I’ve been reading the invaluable journalism handbook “The Bloomberg Way” as I prepare to start my new life as a professor at Tsinghua University in Beijing. One of the many must-remember pieces of advice for journalists (whether seasoned or student) is author Matt Winkler’s suggestion to draw up a “top ten” list of influential people on your beat.
In his chapter on preparation, Winkler instructs the reader to get to know those influential figures on her or his beat.
Since I have covered the U.S. Congress for the past 29 years, I have put together my own list of ten most influential members of the U.S. Senate — as an example for my students and as a discussion topic for my friends in Washington:
1. Minority Leader Mitch McConnell
The Kentucky senator has proven time after time that a minority senator able to command 41 votes can have more influence over the Senate’s agenda than the leader of its majority.
2. Arizona Sen. John McCain
President Obama’s favorite frenemy in the Senate is a key player in almost all legislation to emerge from the Senate — even if his maverick ways rankle colleagues.
3. Senate Majority Leader Harry Reid
The feisty Nevada senator controls the Senate’s calendar but not necessarily the outcome.
4. New York Sen. Chuck Schumer
He’s a liberal Democrat able to build partnerships with conservative Republicans.
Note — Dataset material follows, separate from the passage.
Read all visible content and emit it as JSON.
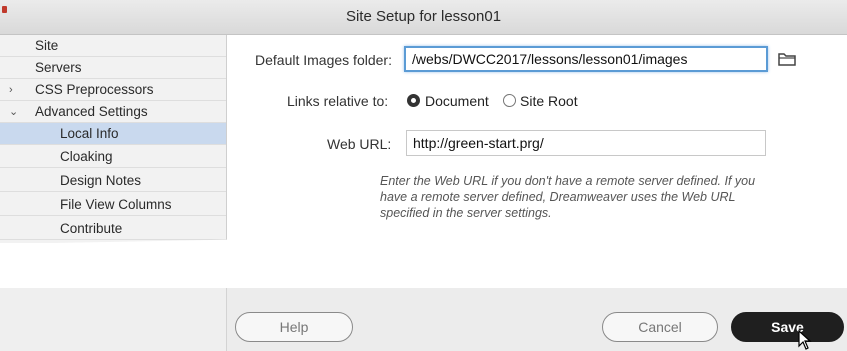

Effective and relentless.
5. Texas Sen. John Cornyn
The second-ranking Senate Republican, an articulate and telegenic lawmaker, is more likely than McConnell to be the public face of the not-so-loyal opposition.
6. Kentucky Sen. Rand Paul
it’s rare for a freshman senator to be one of the chamber’s most influential, but the first-term firebrand (and potential 2016 presidential candidate) is a key figure in both the Tea Party and Libertarian wings of the Republican Party.
7. Illinois Sen. Dick Durbin
Like Cornyn, the number two Senate Democrat is a smoother spokesman for his party than the top guy. He’s also a key player on immigration issues.
8. Tennessee Sen. Bob Corker
The former Chattanooga mayor has emerged as a pragmatic conservative and a get-it-done legislator in the mold of legendary Tennessee Sen. Howard Baker.
9. South Carolina Sen. Lindsey Graham
He might denounce Barack Obama and meet with the president on different issues on the same day. John McCain’s sidekick is a power in his own right.
10. Texas Sen. Ted Cruz
It is exceptionally rare that a first-year senator ranks in the upper echelon in the upper chamber (Hillary Clinton and Phil Gramm are the exceptions that prove the rule). The hard-line Houston conservative has made his mark with an unceasing assault on the Obama administration and a skillful alliance with conservative opinion leaders.